What are the social benefits of this decision? There is an attempt to increase 10 percent seats in existing universities and other higher-education institutes, and this net increase could be useful, given the unmet demand for higher education within the country. The enrollment in higher education in the country is also not that high and hence an increase in the availability of seats is useful. This increase may not be that costly to the public exchequer since governments may ask the existing institutes to stretch their facilities, rather than investing that much additional resources. It may have some negative impact on the quality of instruction.
Does this move solve any fundamental problem faced by India in the domains of education or development? Less likely. A major problem faced by the country is the non-completion of, and poorer learning achievements in, school education. Since the non-completion is severe among the students belonging to the so-called lower-castes and other such groups, they may not benefit much from the prevailing caste reservation. This would lead to a situation where such reservation may have to continue in future without a substantial improvement in the life of these people. Different governments should have taken greater efforts to enhance the retention and successful completion of schooling by almost all children in the country. There is also a need to strengthen and improve the quality of post-secondary vocational education. All these may require substantial changes in the allocation of resources and effort on the part of state and central governments.
The nature of India’s economic development – the one that is focused on services with a stagnant manufacturing – would also make the economic impact of the new decision less significant. Those people who get the benefit of this additional capacity in higher education would compete for jobs in service sector which may not offer many more new jobs. The non-completion, and the poor quality, of schooling (and other extraneous factors) may prevent the growth of the manufacturing sector and employment therein.
In essence, this decision to institute reservation for upper castes fits well with the political economy of the current ruling regime, though its impacts on education and development of the country are uncertain.

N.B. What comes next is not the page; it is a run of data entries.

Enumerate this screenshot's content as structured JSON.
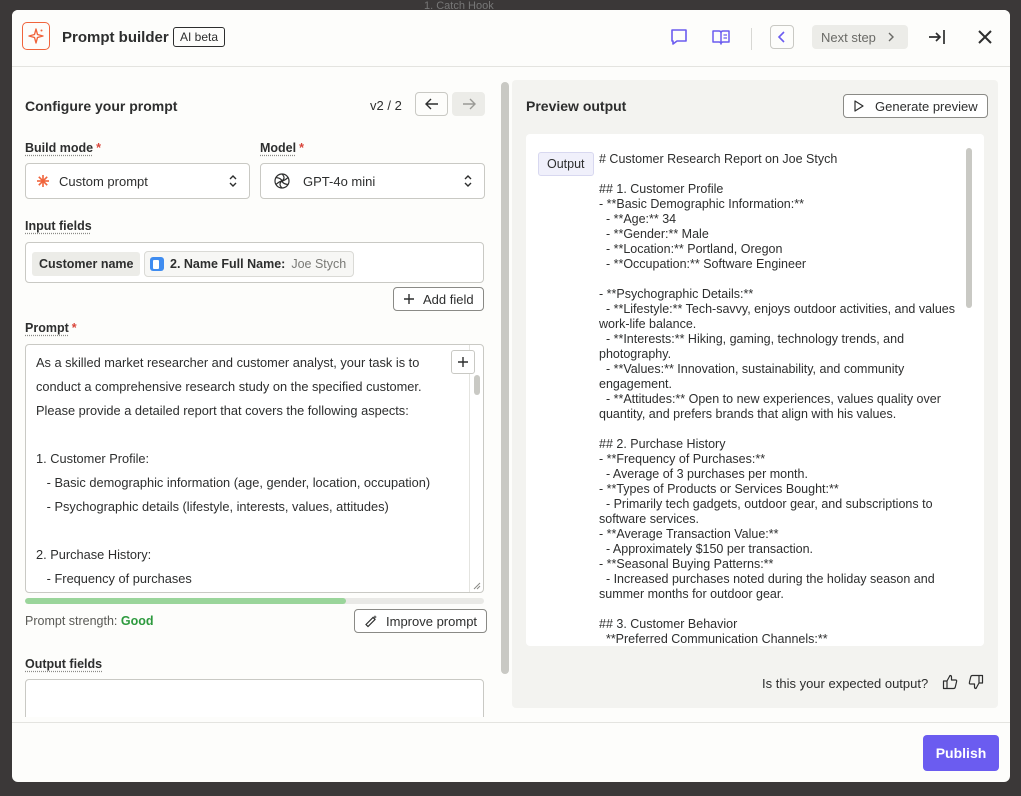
{
  "background": {
    "hint": "1. Catch Hook"
  },
  "header": {
    "title": "Prompt builder",
    "badge": "AI beta",
    "next_step": "Next step"
  },
  "configure": {
    "title": "Configure your prompt",
    "version": "v2 / 2",
    "build_mode": {
      "label": "Build mode",
      "value": "Custom prompt"
    },
    "model": {
      "label": "Model",
      "value": "GPT-4o mini"
    },
    "input_fields": {
      "label": "Input fields",
      "field_name": "Customer name",
      "pill_name": "2. Name Full Name:",
      "pill_value": "Joe Stych"
    },
    "add_field": "Add field",
    "prompt": {
      "label": "Prompt",
      "text": "As a skilled market researcher and customer analyst, your task is to\nconduct a comprehensive research study on the specified customer.\nPlease provide a detailed report that covers the following aspects:\n\n1. Customer Profile:\n   - Basic demographic information (age, gender, location, occupation)\n   - Psychographic details (lifestyle, interests, values, attitudes)\n\n2. Purchase History:\n   - Frequency of purchases"
    },
    "strength": {
      "label": "Prompt strength:",
      "value": "Good",
      "level_percent": 70
    },
    "improve_prompt": "Improve prompt",
    "output_fields": {
      "label": "Output fields"
    }
  },
  "preview": {
    "title": "Preview output",
    "generate": "Generate preview",
    "tag": "Output",
    "text": "# Customer Research Report on Joe Stych\n\n## 1. Customer Profile\n- **Basic Demographic Information:**\n  - **Age:** 34\n  - **Gender:** Male\n  - **Location:** Portland, Oregon\n  - **Occupation:** Software Engineer\n\n- **Psychographic Details:**\n  - **Lifestyle:** Tech-savvy, enjoys outdoor activities, and values work-life balance.\n  - **Interests:** Hiking, gaming, technology trends, and photography.\n  - **Values:** Innovation, sustainability, and community engagement.\n  - **Attitudes:** Open to new experiences, values quality over quantity, and prefers brands that align with his values.\n\n## 2. Purchase History\n- **Frequency of Purchases:**\n  - Average of 3 purchases per month.\n- **Types of Products or Services Bought:**\n  - Primarily tech gadgets, outdoor gear, and subscriptions to software services.\n- **Average Transaction Value:**\n  - Approximately $150 per transaction.\n- **Seasonal Buying Patterns:**\n  - Increased purchases noted during the holiday season and summer months for outdoor gear.\n\n## 3. Customer Behavior\n  **Preferred Communication Channels:**",
    "feedback": "Is this your expected output?"
  },
  "footer": {
    "publish": "Publish"
  },
  "colors": {
    "accent": "#6b5cf0",
    "logo": "#f0643c",
    "good": "#2d9a3e"
  }
}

Reservations based on caste are meant to redress a problem which is greater in severity than the economic disadvantage of an individual, a fact which can be very well understood after an honest analysis of history. It is a project to build a new nation of shared democratic development, if not of social cohesion, ensuring protection against the tyranny of the upper caste strata. This new reservation is, therefore, not completely logical or even socially desirable.